═════ INPUT FOR THIS TASK

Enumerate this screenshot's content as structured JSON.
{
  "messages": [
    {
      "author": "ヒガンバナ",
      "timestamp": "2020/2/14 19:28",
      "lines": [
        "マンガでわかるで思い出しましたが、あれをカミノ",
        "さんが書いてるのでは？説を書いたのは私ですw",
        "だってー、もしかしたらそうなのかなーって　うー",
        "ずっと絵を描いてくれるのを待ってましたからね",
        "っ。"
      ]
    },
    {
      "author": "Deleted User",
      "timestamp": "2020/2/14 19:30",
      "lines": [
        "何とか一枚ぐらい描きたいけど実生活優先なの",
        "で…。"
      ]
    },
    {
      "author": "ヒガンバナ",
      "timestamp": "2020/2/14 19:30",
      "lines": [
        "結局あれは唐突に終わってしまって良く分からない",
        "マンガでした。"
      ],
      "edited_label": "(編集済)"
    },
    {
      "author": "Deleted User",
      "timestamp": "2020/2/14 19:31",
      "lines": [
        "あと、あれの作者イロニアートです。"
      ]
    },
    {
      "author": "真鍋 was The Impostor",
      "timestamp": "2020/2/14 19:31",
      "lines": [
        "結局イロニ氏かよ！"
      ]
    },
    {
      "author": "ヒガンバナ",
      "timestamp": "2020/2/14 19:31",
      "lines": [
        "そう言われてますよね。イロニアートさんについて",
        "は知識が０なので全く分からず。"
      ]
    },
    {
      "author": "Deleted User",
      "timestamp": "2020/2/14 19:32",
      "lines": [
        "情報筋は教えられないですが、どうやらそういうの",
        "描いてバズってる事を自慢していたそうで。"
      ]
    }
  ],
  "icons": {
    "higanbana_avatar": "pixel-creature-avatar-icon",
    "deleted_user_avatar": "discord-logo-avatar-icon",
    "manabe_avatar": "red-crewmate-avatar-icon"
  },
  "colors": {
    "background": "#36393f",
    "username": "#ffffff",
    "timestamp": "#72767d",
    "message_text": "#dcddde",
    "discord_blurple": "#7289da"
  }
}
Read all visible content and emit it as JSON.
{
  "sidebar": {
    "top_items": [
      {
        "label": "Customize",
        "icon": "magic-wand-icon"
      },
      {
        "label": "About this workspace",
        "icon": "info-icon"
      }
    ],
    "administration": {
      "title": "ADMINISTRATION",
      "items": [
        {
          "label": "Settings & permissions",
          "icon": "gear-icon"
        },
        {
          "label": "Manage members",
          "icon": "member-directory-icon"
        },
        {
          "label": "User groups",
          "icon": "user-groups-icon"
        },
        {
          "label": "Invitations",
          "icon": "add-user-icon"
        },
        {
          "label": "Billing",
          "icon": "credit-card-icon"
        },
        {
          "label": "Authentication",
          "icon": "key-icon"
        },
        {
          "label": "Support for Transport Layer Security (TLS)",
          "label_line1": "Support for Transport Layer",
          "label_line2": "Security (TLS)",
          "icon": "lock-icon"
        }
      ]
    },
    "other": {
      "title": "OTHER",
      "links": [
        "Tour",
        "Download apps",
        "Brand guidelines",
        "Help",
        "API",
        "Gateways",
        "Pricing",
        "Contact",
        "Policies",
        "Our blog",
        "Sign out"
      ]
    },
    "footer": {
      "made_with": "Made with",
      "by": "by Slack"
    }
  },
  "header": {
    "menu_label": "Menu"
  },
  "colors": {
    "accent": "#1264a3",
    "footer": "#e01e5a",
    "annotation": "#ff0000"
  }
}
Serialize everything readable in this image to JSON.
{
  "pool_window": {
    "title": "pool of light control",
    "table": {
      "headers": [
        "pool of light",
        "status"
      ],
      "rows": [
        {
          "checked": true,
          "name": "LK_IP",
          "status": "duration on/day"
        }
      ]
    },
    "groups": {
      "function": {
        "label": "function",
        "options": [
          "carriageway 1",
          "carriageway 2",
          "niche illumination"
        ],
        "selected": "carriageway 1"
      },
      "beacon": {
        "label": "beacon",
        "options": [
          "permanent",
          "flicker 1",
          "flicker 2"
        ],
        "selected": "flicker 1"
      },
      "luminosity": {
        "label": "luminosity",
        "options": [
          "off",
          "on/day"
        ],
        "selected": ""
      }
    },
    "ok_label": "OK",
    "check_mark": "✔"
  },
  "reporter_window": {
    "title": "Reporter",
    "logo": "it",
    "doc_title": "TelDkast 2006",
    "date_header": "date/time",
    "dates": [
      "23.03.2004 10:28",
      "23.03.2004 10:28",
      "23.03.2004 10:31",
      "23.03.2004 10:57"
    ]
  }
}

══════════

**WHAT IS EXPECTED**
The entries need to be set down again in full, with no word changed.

**RESPONSE AREA**
Enumerate this screenshot's content as structured JSON.
{
  "messages": [
    {
      "author": "ヒガンバナ",
      "timestamp": "2020/2/14 19:28",
      "lines": [
        "マンガでわかるで思い出しましたが、あれをカミノ",
        "さんが書いてるのでは？説を書いたのは私ですw",
        "だってー、もしかしたらそうなのかなーって　うー",
        "ずっと絵を描いてくれるのを待ってましたからね",
        "っ。"
      ]
    },
    {
      "author": "Deleted User",
      "timestamp": "2020/2/14 19:30",
      "lines": [
        "何とか一枚ぐらい描きたいけど実生活優先なの",
        "で…。"
      ]
    },
    {
      "author": "ヒガンバナ",
      "timestamp": "2020/2/14 19:30",
      "lines": [
        "結局あれは唐突に終わってしまって良く分からない",
        "マンガでした。"
      ],
      "edited_label": "(編集済)"
    },
    {
      "author": "Deleted User",
      "timestamp": "2020/2/14 19:31",
      "lines": [
        "あと、あれの作者イロニアートです。"
      ]
    },
    {
      "author": "真鍋 was The Impostor",
      "timestamp": "2020/2/14 19:31",
      "lines": [
        "結局イロニ氏かよ！"
      ]
    },
    {
      "author": "ヒガンバナ",
      "timestamp": "2020/2/14 19:31",
      "lines": [
        "そう言われてますよね。イロニアートさんについて",
        "は知識が０なので全く分からず。"
      ]
    },
    {
      "author": "Deleted User",
      "timestamp": "2020/2/14 19:32",
      "lines": [
        "情報筋は教えられないですが、どうやらそういうの",
        "描いてバズってる事を自慢していたそうで。"
      ]
    }
  ],
  "icons": {
    "higanbana_avatar": "pixel-creature-avatar-icon",
    "deleted_user_avatar": "discord-logo-avatar-icon",
    "manabe_avatar": "red-crewmate-avatar-icon"
  },
  "colors": {
    "background": "#36393f",
    "username": "#ffffff",
    "timestamp": "#72767d",
    "message_text": "#dcddde",
    "discord_blurple": "#7289da"
  }
}
Read all visible content and emit it as JSON.
{
  "sidebar": {
    "top_items": [
      {
        "label": "Customize",
        "icon": "magic-wand-icon"
      },
      {
        "label": "About this workspace",
        "icon": "info-icon"
      }
    ],
    "administration": {
      "title": "ADMINISTRATION",
      "items": [
        {
          "label": "Settings & permissions",
          "icon": "gear-icon"
        },
        {
          "label": "Manage members",
          "icon": "member-directory-icon"
        },
        {
          "label": "User groups",
          "icon": "user-groups-icon"
        },
        {
          "label": "Invitations",
          "icon": "add-user-icon"
        },
        {
          "label": "Billing",
          "icon": "credit-card-icon"
        },
        {
          "label": "Authentication",
          "icon": "key-icon"
        },
        {
          "label": "Support for Transport Layer Security (TLS)",
          "label_line1": "Support for Transport Layer",
          "label_line2": "Security (TLS)",
          "icon": "lock-icon"
        }
      ]
    },
    "other": {
      "title": "OTHER",
      "links": [
        "Tour",
        "Download apps",
        "Brand guidelines",
        "Help",
        "API",
        "Gateways",
        "Pricing",
        "Contact",
        "Policies",
        "Our blog",
        "Sign out"
      ]
    },
    "footer": {
      "made_with": "Made with",
      "by": "by Slack"
    }
  },
  "header": {
    "menu_label": "Menu"
  },
  "colors": {
    "accent": "#1264a3",
    "footer": "#e01e5a",
    "annotation": "#ff0000"
  }
}
Serialize everything readable in this image to JSON.
{
  "pool_window": {
    "title": "pool of light control",
    "table": {
      "headers": [
        "pool of light",
        "status"
      ],
      "rows": [
        {
          "checked": true,
          "name": "LK_IP",
          "status": "duration on/day"
        }
      ]
    },
    "groups": {
      "function": {
        "label": "function",
        "options": [
          "carriageway 1",
          "carriageway 2",
          "niche illumination"
        ],
        "selected": "carriageway 1"
      },
      "beacon": {
        "label": "beacon",
        "options": [
          "permanent",
          "flicker 1",
          "flicker 2"
        ],
        "selected": "flicker 1"
      },
      "luminosity": {
        "label": "luminosity",
        "options": [
          "off",
          "on/day"
        ],
        "selected": ""
      }
    },
    "ok_label": "OK",
    "check_mark": "✔"
  },
  "reporter_window": {
    "title": "Reporter",
    "logo": "it",
    "doc_title": "TelDkast 2006",
    "date_header": "date/time",
    "dates": [
      "23.03.2004 10:28",
      "23.03.2004 10:28",
      "23.03.2004 10:31",
      "23.03.2004 10:57"
    ]
  }
}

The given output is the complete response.